After a Ph.D., post-doctoral geneticist Dr. Marta Shearing (Rachel Weisz) escapes being gunned down by Donald Foite (Zlejko Ivanek), a fellow scientist gone insane, and what’s more is targeted by another pair of agents determined to finish the job, she pairs up with Cross, resisting the man’s charm at first but inevitably showing a willingness to do exactly what he tells her. Though Cross’s heroics are motivated simply by his attempt to save his own skin and later Shearing’s, Renner portrays the man as one-dimensional: he is not interested in the politics of the cynical agency nor do we learn anything about the man to make him more human—except that he is a more inquisitive type than Matt Damon’s Bourne.
Fans of the series, namely the youths who wouldn’t be caught dead at a screening of the cerebral “Tinker, Taylor, Soldier, Spy,” will be disappointed by what percentage of this overlong movie is thin on action—until a rousing finale involving a chase by car and motorcycle. But the locations—Manila, Karachi, Chicago, Seoul, New York and our nation’s capital—are aptly filmed by Robert Elswit, though the dilapidated Asian venues are not of the sort that might encourage luxury tourism by well-off Westerners.
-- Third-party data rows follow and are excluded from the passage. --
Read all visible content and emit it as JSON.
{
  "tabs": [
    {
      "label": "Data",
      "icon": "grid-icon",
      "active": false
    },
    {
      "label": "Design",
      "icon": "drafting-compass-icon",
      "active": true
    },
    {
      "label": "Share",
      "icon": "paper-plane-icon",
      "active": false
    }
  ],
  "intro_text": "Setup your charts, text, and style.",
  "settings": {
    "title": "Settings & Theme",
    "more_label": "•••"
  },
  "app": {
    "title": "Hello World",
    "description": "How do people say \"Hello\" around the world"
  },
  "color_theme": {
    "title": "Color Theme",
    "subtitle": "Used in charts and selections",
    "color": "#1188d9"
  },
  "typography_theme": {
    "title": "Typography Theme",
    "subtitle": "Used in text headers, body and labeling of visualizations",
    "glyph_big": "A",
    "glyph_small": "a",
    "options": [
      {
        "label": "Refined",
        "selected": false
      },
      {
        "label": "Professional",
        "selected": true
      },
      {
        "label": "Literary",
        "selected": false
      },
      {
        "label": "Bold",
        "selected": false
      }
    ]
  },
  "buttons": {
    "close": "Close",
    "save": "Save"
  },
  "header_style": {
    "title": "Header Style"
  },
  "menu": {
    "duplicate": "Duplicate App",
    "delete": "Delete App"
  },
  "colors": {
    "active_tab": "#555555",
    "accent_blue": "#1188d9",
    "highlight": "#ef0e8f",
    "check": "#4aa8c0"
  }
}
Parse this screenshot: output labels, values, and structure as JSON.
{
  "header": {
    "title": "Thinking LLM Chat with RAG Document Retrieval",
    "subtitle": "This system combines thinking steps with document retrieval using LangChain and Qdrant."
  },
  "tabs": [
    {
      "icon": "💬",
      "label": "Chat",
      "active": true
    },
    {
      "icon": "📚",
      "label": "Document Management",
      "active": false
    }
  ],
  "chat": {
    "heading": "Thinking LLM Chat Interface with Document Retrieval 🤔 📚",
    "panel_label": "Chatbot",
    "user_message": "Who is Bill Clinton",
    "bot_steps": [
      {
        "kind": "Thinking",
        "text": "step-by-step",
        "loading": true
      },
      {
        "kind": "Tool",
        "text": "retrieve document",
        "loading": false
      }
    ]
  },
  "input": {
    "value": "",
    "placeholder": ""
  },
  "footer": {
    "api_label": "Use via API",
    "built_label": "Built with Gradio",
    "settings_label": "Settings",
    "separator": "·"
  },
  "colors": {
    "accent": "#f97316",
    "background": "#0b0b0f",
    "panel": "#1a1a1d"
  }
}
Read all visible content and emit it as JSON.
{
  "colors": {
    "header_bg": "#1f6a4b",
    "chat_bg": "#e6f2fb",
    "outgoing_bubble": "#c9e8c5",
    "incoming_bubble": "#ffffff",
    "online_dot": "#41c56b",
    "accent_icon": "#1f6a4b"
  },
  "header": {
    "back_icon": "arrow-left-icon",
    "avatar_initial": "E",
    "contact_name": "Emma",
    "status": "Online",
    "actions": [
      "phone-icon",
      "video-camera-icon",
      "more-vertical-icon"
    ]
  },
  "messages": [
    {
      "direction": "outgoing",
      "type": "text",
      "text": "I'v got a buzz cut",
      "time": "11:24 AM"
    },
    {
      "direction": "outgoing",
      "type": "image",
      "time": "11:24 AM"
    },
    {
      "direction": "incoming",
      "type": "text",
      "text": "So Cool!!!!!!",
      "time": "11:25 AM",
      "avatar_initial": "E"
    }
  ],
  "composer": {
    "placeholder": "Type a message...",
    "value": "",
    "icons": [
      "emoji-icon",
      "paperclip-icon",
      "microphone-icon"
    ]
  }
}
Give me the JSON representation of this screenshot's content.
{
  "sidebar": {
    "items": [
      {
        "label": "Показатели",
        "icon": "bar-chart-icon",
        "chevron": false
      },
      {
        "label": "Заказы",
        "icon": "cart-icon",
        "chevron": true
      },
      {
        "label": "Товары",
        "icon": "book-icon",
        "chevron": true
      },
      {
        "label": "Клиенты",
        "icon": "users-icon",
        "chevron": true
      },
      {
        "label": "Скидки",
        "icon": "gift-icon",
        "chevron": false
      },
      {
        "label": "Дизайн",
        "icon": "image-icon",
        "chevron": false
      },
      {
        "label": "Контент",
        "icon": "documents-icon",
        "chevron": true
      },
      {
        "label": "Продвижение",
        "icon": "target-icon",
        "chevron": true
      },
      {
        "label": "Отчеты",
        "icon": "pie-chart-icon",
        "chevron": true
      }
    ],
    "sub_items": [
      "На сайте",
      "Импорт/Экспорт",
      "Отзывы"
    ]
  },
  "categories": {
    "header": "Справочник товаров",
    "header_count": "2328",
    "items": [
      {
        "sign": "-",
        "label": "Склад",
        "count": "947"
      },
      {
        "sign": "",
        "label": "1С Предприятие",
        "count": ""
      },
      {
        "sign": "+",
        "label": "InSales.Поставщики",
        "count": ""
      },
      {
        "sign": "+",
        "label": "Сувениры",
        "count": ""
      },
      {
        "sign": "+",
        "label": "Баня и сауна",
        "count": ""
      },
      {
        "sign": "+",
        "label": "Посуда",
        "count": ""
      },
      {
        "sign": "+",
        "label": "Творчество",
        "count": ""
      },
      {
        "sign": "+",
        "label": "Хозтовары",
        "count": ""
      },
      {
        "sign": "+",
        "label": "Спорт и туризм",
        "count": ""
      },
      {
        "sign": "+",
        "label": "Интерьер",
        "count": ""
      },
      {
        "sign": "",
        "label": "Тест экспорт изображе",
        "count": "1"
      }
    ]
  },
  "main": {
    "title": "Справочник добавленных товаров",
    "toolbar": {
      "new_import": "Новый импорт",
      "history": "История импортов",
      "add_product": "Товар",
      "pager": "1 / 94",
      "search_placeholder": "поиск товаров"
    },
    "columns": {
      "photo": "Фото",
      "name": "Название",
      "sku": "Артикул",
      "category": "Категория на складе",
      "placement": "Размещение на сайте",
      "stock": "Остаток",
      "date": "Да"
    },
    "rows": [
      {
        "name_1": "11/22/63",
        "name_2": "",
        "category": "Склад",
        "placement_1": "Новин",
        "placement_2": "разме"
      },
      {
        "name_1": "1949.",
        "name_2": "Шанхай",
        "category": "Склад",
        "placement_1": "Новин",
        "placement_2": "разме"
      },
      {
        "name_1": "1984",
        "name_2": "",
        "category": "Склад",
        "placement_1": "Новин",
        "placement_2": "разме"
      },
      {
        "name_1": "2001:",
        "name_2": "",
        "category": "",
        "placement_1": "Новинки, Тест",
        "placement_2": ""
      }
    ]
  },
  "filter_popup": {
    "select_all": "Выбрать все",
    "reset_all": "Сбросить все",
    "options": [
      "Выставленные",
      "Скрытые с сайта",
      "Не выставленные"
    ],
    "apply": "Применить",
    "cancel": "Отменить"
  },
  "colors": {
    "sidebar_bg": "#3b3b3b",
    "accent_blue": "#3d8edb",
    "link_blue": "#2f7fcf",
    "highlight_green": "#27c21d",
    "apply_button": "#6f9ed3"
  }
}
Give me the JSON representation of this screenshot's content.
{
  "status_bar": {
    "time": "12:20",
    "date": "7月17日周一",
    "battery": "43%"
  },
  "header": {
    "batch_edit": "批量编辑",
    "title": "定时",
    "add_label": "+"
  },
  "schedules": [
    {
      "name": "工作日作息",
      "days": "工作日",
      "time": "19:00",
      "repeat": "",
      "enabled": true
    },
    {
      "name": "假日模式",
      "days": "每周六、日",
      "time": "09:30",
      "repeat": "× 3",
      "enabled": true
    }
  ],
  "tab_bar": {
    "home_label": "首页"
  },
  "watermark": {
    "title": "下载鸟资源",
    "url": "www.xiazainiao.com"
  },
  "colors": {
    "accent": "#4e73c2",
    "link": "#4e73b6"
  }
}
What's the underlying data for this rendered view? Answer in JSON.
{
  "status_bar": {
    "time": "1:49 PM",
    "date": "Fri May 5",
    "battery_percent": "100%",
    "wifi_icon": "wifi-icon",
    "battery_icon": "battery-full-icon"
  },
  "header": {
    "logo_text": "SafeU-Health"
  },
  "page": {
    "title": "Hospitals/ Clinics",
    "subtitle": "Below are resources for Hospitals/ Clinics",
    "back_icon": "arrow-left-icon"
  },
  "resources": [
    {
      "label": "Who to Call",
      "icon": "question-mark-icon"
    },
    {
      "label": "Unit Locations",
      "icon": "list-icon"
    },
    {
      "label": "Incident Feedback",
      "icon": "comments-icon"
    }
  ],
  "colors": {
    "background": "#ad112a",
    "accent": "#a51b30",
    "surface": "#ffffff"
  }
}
Rated PG-13. 135 minutes © 2012 by Harvey Karten, Member, New York Film Critics Online
Story – C
Acting – C+
Technical – B+
Overall – B-